### Work to be completed
Determine how many lines below contain the word "name", then write that number by itself.

=== Section Start ===

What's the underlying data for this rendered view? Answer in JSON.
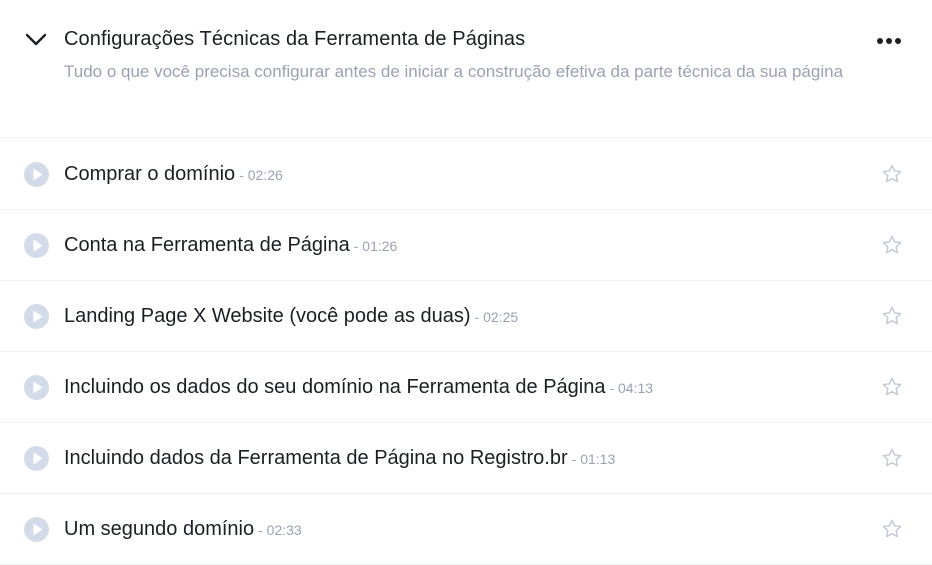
{
  "section": {
    "title": "Configurações Técnicas da Ferramenta de Páginas",
    "description": "Tudo o que você precisa configurar antes de iniciar a construção efetiva da parte técnica da sua página",
    "collapse_icon": "chevron-down-icon",
    "menu_icon": "more-horizontal-icon"
  },
  "lessons": [
    {
      "title": "Comprar o domínio",
      "duration": "- 02:26"
    },
    {
      "title": "Conta na Ferramenta de Página",
      "duration": "- 01:26"
    },
    {
      "title": "Landing Page X Website (você pode as duas)",
      "duration": "- 02:25"
    },
    {
      "title": "Incluindo os dados do seu domínio na Ferramenta de Página",
      "duration": "- 04:13"
    },
    {
      "title": "Incluindo dados da Ferramenta de Página no Registro.br",
      "duration": "- 01:13"
    },
    {
      "title": "Um segundo domínio",
      "duration": "- 02:33"
    }
  ],
  "icons": {
    "play": "play-circle-icon",
    "favorite": "star-outline-icon"
  },
  "colors": {
    "title_text": "#1b1f24",
    "muted_text": "#9aa2b1",
    "play_circle": "#d3dbe8",
    "star_outline": "#c4cad4",
    "divider": "#eef0f3"
  }
}
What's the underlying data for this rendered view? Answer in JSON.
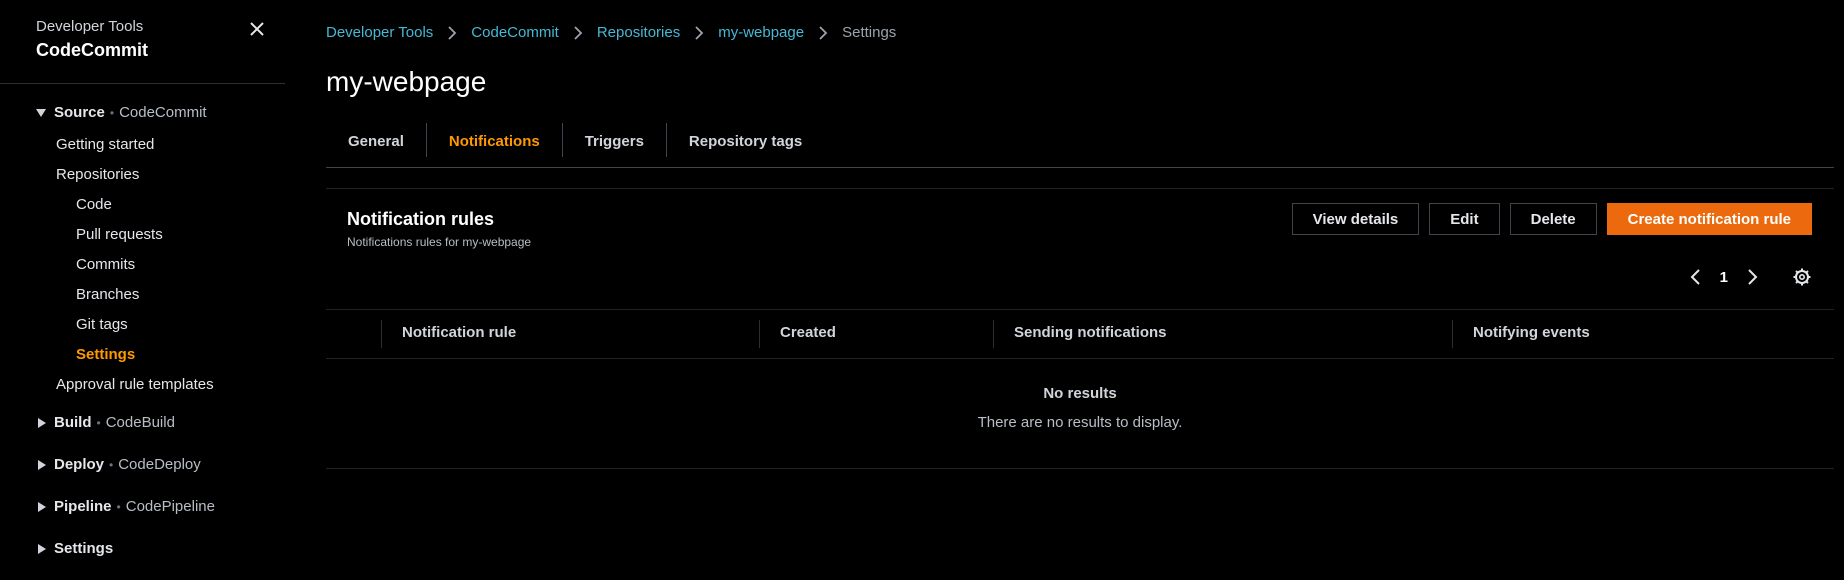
{
  "sidebar": {
    "service": "Developer Tools",
    "title": "CodeCommit",
    "sections": {
      "source": {
        "name": "Source",
        "sub": "CodeCommit"
      },
      "build": {
        "name": "Build",
        "sub": "CodeBuild"
      },
      "deploy": {
        "name": "Deploy",
        "sub": "CodeDeploy"
      },
      "pipeline": {
        "name": "Pipeline",
        "sub": "CodePipeline"
      },
      "settings": {
        "name": "Settings"
      }
    },
    "items": {
      "getting_started": "Getting started",
      "repositories": "Repositories",
      "code": "Code",
      "pull_requests": "Pull requests",
      "commits": "Commits",
      "branches": "Branches",
      "git_tags": "Git tags",
      "settings": "Settings",
      "approval_rule_templates": "Approval rule templates"
    }
  },
  "breadcrumb": [
    "Developer Tools",
    "CodeCommit",
    "Repositories",
    "my-webpage",
    "Settings"
  ],
  "page_title": "my-webpage",
  "tabs": [
    "General",
    "Notifications",
    "Triggers",
    "Repository tags"
  ],
  "panel": {
    "title": "Notification rules",
    "description": "Notifications rules for my-webpage",
    "buttons": {
      "view_details": "View details",
      "edit": "Edit",
      "delete": "Delete",
      "create": "Create notification rule"
    },
    "page_number": "1",
    "columns": [
      "Notification rule",
      "Created",
      "Sending notifications",
      "Notifying events"
    ],
    "empty_title": "No results",
    "empty_desc": "There are no results to display."
  },
  "colors": {
    "accent": "#ff9900",
    "primary_button": "#ec6a0d",
    "link": "#44b9d6"
  }
}
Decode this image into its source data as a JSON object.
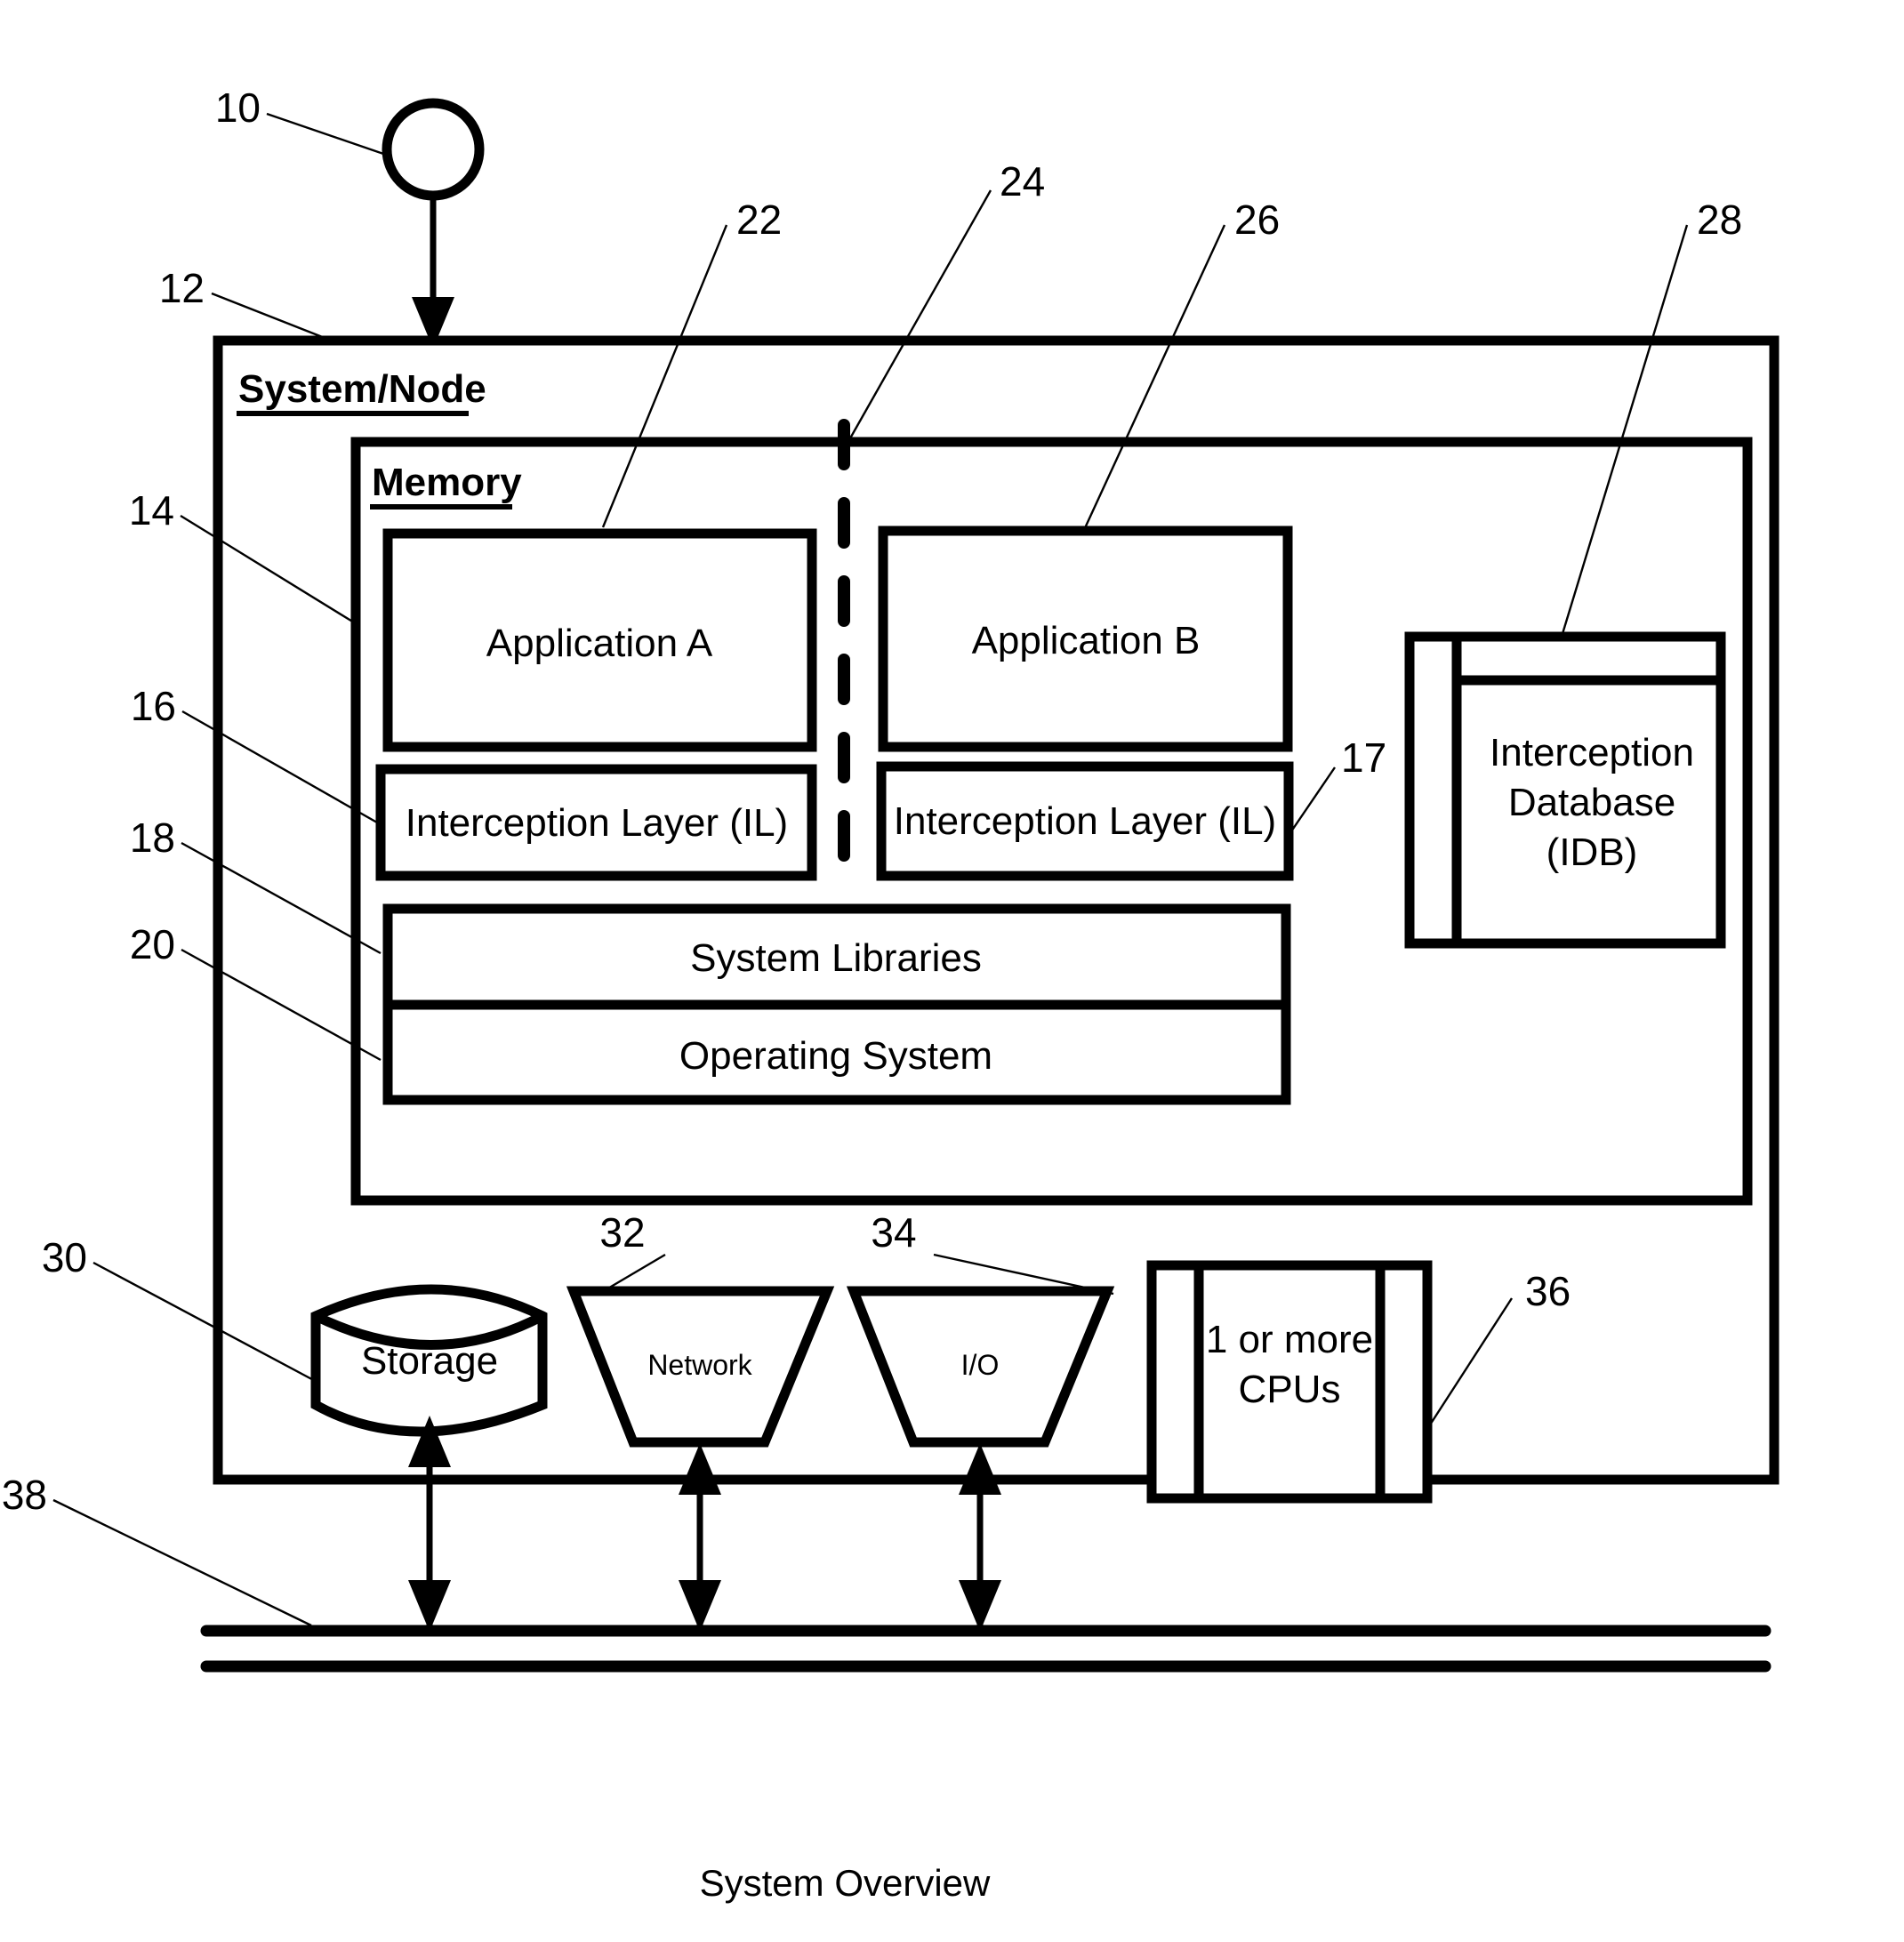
{
  "figure": {
    "caption": "System Overview",
    "colors": {
      "ink": "#000000",
      "paper": "#ffffff"
    }
  },
  "reference_numerals": {
    "n10": "10",
    "n12": "12",
    "n14": "14",
    "n16": "16",
    "n17": "17",
    "n18": "18",
    "n20": "20",
    "n22": "22",
    "n24": "24",
    "n26": "26",
    "n28": "28",
    "n30": "30",
    "n32": "32",
    "n34": "34",
    "n36": "36",
    "n38": "38"
  },
  "system_node": {
    "title": "System/Node"
  },
  "memory": {
    "title": "Memory",
    "application_a": "Application A",
    "application_b": "Application B",
    "interception_layer_a": "Interception Layer (IL)",
    "interception_layer_b": "Interception Layer (IL)",
    "interception_database": {
      "line1": "Interception",
      "line2": "Database",
      "line3": "(IDB)"
    },
    "system_libraries": "System Libraries",
    "operating_system": "Operating System"
  },
  "hardware": {
    "storage": "Storage",
    "network": "Network",
    "io": "I/O",
    "cpus": {
      "line1": "1 or more",
      "line2": "CPUs"
    }
  }
}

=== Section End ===

### Response for this exercise
5